Manned deep space missions are still a long way off, but space agencies are already testing procedures, equipment and human stamina for operations in extreme environment conditions. Small groups of astronauts take turns in spending days in an underwater lab, off Florida’s southern coast, simulating future missions to some remote world. VOA’s George Putic reports.
Video

Video Special Olympics Show Competitors' Skill, Determination

Special Olympics competitions will wrap up Saturday in Los Angeles, and the closing ceremony for athletes with intellectual disabilities will be held Sunday night. In a week of competition, athletes have shown what they can do through skill and determination. VOA's Mike O'Sullivan reports.
Video

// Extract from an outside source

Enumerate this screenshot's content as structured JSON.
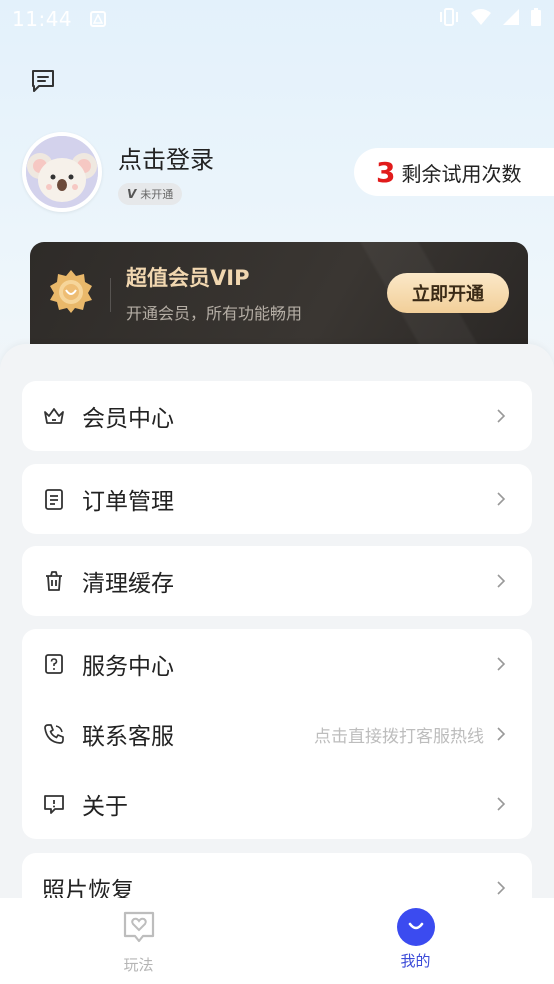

Video Civil Rights Leaders Struggled to Achieve Voting Rights Act

Fifty years ago, lawmakers approved, and U.S. President Lyndon Johnson signed, the Voting Rights Act of 1965. The measure outlawed racial discrimination in voting, giving millions of blacks in many parts of the southern United States federal enforcement of the right to vote. Correspondent Chris Simkins introduces us to some civil rights leaders who were on the front lines in the struggle for voting rights.
Video

Video Shooter’s Grill: Serving Food with a Touch of the Second Amendment

Shooter's Grill, a restaurant in Rifle, Colorado, attracts visitors from all over the world as well as local patrons. The reason? Waitresses openly carry loaded firearms as they serve food, and customers are welcome to carry them, too. VOA's Enming Liu and Lin Yang paid a visit to Shooter's Grill, and heard different opinions about this unique establishment.
Video

Video Despite Controversy, Business Owner Continues Sale of Confederate Flags

At Cooter’s, a store in rural Sperryville, Virginia, about 120 kilometers west of Washington, D.C., Confederate flags are flying off the shelves. The red, white and blue battle flag, with 13 white stars representing the Confederate states, was carried by southern forces during the U.S. Civil War in the 1860s. The South had seceded from the Union over several key issues of disagreement, including slavery. VOA’s Deborah Block has the story.
Video

Video Booming London Property a ‘Haven for Dirty Money’

Billions of dollars of so-called ‘dirty money’ from the proceeds of crime - especially from Russia - are being laundered through the London property market, according to anti-corruption activists. As Henry Ridgwell reports from the British capital, the government has pledged to crack down on the practice.
Video

Video Hometown of Boy Scouts of America Founder Reacts to Gay Leader Decision

Ottawa, Illinois, is the hometown of W.D. Boyce, who founded the Boy Scouts of America in 1910. In Ottawa, where Scouting remains an important part of the legacy of the community, the end of the organization's ban on openly gay adult leaders was seen as inevitable. VOA's Kane Farabaugh reports.

VOA Blogs

World Currencies

EUR
USD
0.9118
JPY
USD
124.31
GBP
USD
0.6420
CAD
USD
1.3048
INR
USD
64.136

Rates may not be current.